• [WORK TO BE COMPLETED]
Say only the number of lines in the entries below that contain "button".

• [SOURCE RECORDS]
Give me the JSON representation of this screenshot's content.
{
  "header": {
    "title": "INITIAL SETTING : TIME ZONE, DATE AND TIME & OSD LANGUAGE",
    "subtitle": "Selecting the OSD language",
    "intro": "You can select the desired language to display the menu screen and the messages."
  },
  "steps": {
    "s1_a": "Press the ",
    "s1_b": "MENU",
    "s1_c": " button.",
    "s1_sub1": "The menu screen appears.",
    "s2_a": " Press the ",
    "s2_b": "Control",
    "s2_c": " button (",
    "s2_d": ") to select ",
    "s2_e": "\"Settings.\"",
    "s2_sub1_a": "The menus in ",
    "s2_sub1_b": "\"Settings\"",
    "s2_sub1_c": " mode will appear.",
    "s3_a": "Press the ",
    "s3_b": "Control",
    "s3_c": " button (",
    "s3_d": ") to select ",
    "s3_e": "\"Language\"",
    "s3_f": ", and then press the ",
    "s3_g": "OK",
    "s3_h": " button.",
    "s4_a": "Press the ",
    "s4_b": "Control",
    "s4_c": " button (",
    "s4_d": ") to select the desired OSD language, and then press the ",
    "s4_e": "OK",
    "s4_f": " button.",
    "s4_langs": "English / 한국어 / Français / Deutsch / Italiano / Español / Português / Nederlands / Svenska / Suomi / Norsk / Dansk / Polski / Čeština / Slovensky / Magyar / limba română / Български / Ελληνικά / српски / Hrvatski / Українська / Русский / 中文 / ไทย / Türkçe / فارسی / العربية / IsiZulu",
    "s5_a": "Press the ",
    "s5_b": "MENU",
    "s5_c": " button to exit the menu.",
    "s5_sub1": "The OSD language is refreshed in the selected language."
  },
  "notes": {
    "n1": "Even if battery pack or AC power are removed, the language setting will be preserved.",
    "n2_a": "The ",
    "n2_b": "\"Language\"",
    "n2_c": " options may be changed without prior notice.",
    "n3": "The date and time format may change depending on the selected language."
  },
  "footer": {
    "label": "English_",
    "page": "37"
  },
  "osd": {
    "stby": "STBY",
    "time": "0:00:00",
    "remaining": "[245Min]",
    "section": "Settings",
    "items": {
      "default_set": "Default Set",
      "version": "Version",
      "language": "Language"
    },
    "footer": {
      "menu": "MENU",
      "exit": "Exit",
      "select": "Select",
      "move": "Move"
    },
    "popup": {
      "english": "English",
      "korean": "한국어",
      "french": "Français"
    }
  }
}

• [RESULT]
7